FINAL DIAGNOSIS: INFILTRATING MENINGIOMA DISCUSSION:
Surgical excision and histopathological examination revealed that the lesion was in fact an infiltrating meningioma, which was histologically benign. The patient subsequently underwent a more extensive craniotomy with dural replacement grafting and cranioplasty. The patient is now physically well enough to return to work.
In the 1930s Harvey Cushing suggested that a significant etiologic factor in the development of meningiomas was trauma (1, 2). Other work at that time also suggested a possible link between trauma and glioma (3). There were very few reports between 1930 and 1995 to support Cushing's claims (4, 5). However, recently, there has been an increase in the number of cases which support this theory (6-10). A large case-control study with cases (n=330 meningiomas) from all over the world found that there was an increased risk of meningioma from head trauma [OR: 1.5, 95% CI: 0.9-2.6], particularly for males [OR: 5.4, 95% CI: 1.7-16.6] (11). Moreover, Phillips et al. (12) published a recent case-control study comparing 200 cases of meningioma with a history of head trauma and 400 healthy controls which also suggested an increased risk related to head trauma [OR: 1.83, 95% CI: 1.28-2.62]. The length of time between the trauma event and development of a meningioma also appear to be important with long latency periods (15-24 years) having the highest risk. Further studies are required to determine a causal link between head trauma and meningiomas. Physicians need to undertake a complete history and medical assessment on patients that present with lumps and bumps on the head.

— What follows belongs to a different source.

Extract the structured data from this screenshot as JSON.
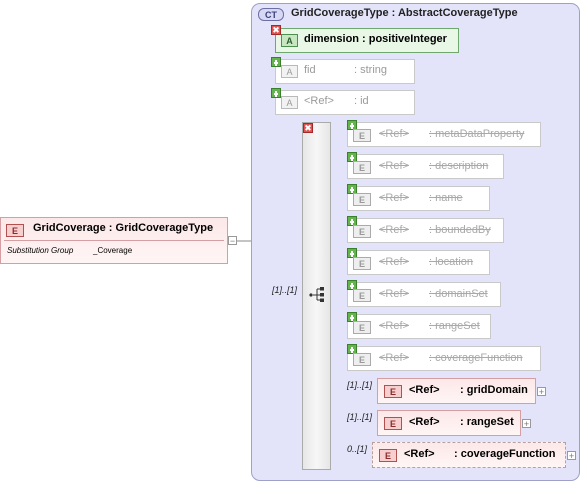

We would like to thank Peter Paton from the Department of Pathology, Nepean hospital, for his assistance with preparing the microphotographs for publication and Paul Sindler and Wayne Jones for assistance with information on the histopathology of this case.
Contributed by Guy D. Eslick, PhD1 and Kevin Seex, FRCS2